Records: Begin

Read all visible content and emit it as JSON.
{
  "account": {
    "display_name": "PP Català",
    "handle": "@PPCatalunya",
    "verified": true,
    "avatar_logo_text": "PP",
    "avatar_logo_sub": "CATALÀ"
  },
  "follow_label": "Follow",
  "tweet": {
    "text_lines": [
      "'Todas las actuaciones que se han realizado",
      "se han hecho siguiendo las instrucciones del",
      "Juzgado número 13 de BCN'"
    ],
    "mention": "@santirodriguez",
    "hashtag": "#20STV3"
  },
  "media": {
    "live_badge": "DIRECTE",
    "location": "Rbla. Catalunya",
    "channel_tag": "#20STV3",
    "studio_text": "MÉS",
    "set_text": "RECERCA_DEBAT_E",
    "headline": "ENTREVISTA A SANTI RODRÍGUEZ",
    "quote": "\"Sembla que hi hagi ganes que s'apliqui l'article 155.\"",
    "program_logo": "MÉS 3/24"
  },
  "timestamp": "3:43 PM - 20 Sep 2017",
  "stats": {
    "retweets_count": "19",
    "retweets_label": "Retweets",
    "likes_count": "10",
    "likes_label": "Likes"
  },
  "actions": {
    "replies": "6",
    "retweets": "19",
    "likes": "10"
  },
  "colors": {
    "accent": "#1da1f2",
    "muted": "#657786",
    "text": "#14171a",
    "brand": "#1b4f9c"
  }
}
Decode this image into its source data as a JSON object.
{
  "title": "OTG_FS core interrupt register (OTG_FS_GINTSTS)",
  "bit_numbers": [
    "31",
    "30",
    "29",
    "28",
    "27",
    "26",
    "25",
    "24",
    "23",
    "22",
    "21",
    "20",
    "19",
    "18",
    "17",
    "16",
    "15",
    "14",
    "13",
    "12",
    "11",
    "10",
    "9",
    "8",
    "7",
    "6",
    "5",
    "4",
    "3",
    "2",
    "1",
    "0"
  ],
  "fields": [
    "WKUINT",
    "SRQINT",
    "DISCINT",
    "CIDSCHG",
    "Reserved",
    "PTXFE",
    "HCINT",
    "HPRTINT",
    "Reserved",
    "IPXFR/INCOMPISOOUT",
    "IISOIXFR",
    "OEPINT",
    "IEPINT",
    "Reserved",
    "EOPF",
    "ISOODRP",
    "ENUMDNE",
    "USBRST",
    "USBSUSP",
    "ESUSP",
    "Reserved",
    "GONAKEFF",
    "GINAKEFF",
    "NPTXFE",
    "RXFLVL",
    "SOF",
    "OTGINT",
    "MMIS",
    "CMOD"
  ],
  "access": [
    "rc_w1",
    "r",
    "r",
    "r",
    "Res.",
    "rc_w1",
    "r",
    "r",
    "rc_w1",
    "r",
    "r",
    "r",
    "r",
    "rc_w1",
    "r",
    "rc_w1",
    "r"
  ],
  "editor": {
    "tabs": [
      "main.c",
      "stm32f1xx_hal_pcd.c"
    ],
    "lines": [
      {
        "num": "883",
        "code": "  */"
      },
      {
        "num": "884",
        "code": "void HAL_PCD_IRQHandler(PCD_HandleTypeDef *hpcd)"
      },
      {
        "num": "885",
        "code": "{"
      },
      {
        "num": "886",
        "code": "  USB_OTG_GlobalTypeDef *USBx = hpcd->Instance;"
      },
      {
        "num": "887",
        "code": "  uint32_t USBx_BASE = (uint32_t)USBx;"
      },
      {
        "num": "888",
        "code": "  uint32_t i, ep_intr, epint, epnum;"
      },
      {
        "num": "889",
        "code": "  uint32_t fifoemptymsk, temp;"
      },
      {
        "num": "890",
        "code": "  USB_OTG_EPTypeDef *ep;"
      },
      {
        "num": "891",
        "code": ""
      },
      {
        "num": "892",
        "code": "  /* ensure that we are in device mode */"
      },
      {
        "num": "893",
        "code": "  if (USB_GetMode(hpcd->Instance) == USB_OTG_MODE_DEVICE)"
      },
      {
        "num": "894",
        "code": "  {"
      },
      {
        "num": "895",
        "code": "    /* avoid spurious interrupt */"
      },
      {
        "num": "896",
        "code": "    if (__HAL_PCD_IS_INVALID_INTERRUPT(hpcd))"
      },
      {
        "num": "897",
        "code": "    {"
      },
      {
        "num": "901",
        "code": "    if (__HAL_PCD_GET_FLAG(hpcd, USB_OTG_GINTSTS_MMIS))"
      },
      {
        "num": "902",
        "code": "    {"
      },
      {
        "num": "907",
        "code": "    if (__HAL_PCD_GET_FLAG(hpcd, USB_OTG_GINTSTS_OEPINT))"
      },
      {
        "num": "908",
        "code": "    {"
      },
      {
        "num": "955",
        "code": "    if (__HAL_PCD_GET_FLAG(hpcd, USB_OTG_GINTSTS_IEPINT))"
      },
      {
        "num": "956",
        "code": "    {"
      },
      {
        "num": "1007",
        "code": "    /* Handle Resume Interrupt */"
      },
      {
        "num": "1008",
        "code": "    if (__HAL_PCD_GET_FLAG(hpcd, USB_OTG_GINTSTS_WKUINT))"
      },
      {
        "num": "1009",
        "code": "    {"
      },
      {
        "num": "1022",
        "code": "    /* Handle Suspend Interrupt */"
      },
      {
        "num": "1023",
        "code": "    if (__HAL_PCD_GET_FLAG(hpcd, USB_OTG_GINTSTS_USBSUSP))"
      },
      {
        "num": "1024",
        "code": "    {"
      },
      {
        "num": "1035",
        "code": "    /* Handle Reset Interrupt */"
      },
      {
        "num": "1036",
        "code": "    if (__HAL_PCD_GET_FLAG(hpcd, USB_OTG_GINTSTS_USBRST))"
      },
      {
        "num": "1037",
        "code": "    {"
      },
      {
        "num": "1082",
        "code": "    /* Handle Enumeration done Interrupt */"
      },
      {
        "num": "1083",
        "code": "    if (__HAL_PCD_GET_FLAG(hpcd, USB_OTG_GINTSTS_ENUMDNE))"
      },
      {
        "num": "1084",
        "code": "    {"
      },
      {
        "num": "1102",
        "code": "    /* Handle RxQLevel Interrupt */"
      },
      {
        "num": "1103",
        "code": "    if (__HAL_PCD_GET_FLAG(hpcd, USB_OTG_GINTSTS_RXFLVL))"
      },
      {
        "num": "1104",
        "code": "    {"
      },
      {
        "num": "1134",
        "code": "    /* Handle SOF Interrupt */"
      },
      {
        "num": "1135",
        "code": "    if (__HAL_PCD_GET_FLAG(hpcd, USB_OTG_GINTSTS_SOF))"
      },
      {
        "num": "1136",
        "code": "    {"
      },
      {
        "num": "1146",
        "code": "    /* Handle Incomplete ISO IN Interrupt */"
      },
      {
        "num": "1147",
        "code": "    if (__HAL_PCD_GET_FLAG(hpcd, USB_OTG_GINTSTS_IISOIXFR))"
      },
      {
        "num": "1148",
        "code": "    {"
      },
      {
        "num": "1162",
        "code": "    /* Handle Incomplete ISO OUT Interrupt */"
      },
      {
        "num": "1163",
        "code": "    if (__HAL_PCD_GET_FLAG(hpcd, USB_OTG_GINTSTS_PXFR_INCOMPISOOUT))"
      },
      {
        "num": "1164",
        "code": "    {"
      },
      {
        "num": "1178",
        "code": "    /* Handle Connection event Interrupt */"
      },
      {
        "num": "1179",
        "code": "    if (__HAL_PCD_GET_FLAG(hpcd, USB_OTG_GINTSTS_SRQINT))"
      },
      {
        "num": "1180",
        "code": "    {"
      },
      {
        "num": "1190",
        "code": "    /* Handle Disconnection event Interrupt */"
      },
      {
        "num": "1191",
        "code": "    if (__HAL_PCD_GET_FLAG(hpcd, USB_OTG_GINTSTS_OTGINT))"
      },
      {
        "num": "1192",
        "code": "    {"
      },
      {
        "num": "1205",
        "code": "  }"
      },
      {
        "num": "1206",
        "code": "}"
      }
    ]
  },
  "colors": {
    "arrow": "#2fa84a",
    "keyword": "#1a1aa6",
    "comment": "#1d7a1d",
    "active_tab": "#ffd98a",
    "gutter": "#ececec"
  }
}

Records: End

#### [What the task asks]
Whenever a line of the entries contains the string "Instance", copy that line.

#### [Reply to the exercise]
        "code": "  USB_OTG_GlobalTypeDef *USBx = hpcd->Instance;"
        "code": "  if (USB_GetMode(hpcd->Instance) == USB_OTG_MODE_DEVICE)"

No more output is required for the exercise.